It’s the era of peace and love in the 1960s, but Caroline’s life is no longer peaceful. Since her beautiful older sister Jess disappeared, fifteen-year-old Caroline can’t stop blaming herself and looking for leads. Her parents do nothing but drink and fight. The police have no solid leads. The only person who cares is Tony, her sister’s older boyfriend. Tony convinces Caroline that Jess has run away to magical, sunny California. Tony wants Caroline to go with him to find Jess. And Caroline sees no option but to follow, even if Tony scares her a little sometimes with his blue-eyed intensity.
Caroline’s innocence is slipping away with her sister’s disappearance. Having this story told from the perspective of a curious fifteen-year-old girl struggling with her identity does a tremendous service for the reader. Caroline is sad, but not bogged down in grief the way an adult would be. She’s optimistic about her sister’s fate and convinced that everything is going to be okay while the adults in her life are dismissive. And she’s convinced she and Tony are the only people who can solve the mystery of Jess’s disappearance.
The dynamic between a girl and her older sister is perfectly explored in this book. When you’re the younger sister, you want what your sister has. You want to feel what she feels. You want her boyfriend to look at you the way he looks at her, even if that’s a little creepy. You want to wear her clothes and be her, even if she has a way of finding trouble that disturbs you. This is the trap Caroline falls into. Her missteps are understandable, even if they make your heart race.
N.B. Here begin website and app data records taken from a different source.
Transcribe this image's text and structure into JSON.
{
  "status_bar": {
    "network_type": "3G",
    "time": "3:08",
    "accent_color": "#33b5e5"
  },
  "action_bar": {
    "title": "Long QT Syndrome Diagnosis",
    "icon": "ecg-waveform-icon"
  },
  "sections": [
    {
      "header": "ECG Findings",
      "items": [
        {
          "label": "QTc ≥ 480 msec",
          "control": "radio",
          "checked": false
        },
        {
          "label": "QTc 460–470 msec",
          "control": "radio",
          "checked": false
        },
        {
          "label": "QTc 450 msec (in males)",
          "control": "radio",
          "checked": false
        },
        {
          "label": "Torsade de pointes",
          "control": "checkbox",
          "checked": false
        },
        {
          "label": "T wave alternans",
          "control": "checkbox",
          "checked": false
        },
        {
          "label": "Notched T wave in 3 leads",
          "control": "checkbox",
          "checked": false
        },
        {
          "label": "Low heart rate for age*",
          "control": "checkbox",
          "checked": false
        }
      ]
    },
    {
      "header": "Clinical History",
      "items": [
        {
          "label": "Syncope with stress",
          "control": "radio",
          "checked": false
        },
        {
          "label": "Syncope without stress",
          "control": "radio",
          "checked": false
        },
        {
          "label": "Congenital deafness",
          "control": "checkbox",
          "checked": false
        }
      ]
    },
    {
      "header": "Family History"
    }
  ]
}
Emily Ross is a master of tension and suspense. Half in Love With Death grabs you from the first page, and doesn’t let go until long after the last word.